_WHAT TO WORK ON_. Lines with the word "solved" in them must be copied from the records below.

Web page and app entries:
★ ★ ★ ★ ★ ★ ★
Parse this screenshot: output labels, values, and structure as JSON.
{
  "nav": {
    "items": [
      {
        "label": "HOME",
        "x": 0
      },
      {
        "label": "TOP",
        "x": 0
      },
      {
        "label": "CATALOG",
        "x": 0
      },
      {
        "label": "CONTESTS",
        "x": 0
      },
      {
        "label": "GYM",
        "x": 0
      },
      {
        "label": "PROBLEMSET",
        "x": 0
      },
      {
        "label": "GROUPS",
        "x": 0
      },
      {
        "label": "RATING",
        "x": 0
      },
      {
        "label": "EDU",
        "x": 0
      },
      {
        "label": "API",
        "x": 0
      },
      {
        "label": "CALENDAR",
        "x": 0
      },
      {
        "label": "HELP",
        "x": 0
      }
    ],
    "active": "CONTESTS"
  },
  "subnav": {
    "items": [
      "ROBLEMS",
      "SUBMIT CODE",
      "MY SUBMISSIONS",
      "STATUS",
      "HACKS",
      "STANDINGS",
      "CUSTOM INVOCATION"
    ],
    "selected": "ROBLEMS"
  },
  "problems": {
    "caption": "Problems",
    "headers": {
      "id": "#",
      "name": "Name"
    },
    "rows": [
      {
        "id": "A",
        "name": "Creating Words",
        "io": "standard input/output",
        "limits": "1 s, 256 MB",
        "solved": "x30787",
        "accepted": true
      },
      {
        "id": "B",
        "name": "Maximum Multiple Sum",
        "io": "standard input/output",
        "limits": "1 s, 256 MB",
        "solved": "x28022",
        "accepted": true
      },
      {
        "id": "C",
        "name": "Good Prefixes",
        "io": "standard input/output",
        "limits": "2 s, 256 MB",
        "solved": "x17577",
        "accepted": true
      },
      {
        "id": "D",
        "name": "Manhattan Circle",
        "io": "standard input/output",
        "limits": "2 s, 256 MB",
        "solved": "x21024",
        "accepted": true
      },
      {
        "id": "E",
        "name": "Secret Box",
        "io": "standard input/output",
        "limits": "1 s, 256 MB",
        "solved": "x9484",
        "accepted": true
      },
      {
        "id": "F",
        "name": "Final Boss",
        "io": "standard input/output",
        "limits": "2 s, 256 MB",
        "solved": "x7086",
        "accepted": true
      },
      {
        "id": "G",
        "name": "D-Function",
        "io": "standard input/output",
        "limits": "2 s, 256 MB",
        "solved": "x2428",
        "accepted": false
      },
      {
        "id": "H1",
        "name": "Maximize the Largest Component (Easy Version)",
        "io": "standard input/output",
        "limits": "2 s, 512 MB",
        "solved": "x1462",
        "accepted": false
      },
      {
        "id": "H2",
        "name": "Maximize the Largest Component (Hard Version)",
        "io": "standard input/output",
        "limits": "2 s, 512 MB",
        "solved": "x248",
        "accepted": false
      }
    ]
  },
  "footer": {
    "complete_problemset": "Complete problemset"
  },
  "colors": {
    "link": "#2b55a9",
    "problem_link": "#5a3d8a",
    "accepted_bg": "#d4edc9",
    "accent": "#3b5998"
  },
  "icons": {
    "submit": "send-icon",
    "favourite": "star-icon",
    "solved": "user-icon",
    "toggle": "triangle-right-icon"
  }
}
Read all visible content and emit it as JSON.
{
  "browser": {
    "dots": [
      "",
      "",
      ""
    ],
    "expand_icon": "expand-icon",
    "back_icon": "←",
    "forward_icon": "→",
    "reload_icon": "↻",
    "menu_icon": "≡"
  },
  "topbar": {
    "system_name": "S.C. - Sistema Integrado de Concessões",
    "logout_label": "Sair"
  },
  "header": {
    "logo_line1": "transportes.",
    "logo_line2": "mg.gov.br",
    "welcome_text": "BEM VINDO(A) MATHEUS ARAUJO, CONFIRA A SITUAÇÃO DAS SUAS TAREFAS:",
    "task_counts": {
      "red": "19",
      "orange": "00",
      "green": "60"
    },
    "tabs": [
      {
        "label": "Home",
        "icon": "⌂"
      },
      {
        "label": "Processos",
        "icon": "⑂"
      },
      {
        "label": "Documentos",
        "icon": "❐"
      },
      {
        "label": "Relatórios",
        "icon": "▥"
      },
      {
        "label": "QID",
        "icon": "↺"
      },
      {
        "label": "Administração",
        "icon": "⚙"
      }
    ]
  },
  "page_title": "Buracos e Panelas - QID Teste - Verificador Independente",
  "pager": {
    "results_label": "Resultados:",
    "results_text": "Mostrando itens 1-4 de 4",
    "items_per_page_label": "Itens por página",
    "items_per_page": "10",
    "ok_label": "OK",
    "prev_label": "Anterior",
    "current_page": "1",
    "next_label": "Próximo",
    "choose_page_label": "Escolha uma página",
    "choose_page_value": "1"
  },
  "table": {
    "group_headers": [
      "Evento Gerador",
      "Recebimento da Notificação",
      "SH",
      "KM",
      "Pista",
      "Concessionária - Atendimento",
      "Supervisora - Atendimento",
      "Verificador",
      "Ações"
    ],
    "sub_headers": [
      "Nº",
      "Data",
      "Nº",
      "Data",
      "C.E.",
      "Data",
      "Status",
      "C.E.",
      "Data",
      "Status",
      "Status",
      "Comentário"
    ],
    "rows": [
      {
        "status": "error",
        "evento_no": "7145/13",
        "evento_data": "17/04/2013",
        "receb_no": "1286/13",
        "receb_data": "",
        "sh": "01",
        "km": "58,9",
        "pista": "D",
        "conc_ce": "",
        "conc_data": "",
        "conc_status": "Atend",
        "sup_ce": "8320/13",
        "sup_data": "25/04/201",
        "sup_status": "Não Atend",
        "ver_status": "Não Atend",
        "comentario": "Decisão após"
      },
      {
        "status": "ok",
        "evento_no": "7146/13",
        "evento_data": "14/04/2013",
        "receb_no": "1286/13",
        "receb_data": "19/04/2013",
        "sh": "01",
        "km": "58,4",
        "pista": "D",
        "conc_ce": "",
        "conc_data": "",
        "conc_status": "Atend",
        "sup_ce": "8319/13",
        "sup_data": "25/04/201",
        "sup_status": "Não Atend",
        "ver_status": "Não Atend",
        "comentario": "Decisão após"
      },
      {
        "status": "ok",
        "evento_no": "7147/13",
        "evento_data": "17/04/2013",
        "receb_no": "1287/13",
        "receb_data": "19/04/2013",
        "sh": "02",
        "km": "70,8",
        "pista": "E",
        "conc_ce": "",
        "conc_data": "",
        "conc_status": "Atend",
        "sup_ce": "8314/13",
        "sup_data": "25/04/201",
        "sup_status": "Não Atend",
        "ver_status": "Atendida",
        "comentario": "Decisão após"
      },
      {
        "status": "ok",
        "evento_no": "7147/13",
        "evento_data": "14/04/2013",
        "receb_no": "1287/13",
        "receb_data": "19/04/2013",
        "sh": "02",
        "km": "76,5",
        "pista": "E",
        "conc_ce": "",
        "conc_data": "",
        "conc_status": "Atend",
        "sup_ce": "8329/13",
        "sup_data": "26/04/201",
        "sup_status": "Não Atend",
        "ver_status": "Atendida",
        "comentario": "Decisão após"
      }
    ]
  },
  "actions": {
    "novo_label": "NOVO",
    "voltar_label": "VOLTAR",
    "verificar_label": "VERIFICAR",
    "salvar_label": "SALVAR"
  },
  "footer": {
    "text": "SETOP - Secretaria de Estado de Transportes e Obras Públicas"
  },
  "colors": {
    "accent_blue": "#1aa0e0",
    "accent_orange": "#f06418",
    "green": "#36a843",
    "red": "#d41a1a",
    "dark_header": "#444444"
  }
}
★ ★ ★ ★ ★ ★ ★
_SOLUTION TO THE EXERCISE_.
        "solved": "x30787",
        "solved": "x28022",
        "solved": "x17577",
        "solved": "x21024",
        "solved": "x9484",
        "solved": "x7086",
        "solved": "x2428",
        "solved": "x1462",
        "solved": "x248",
    "solved": "user-icon",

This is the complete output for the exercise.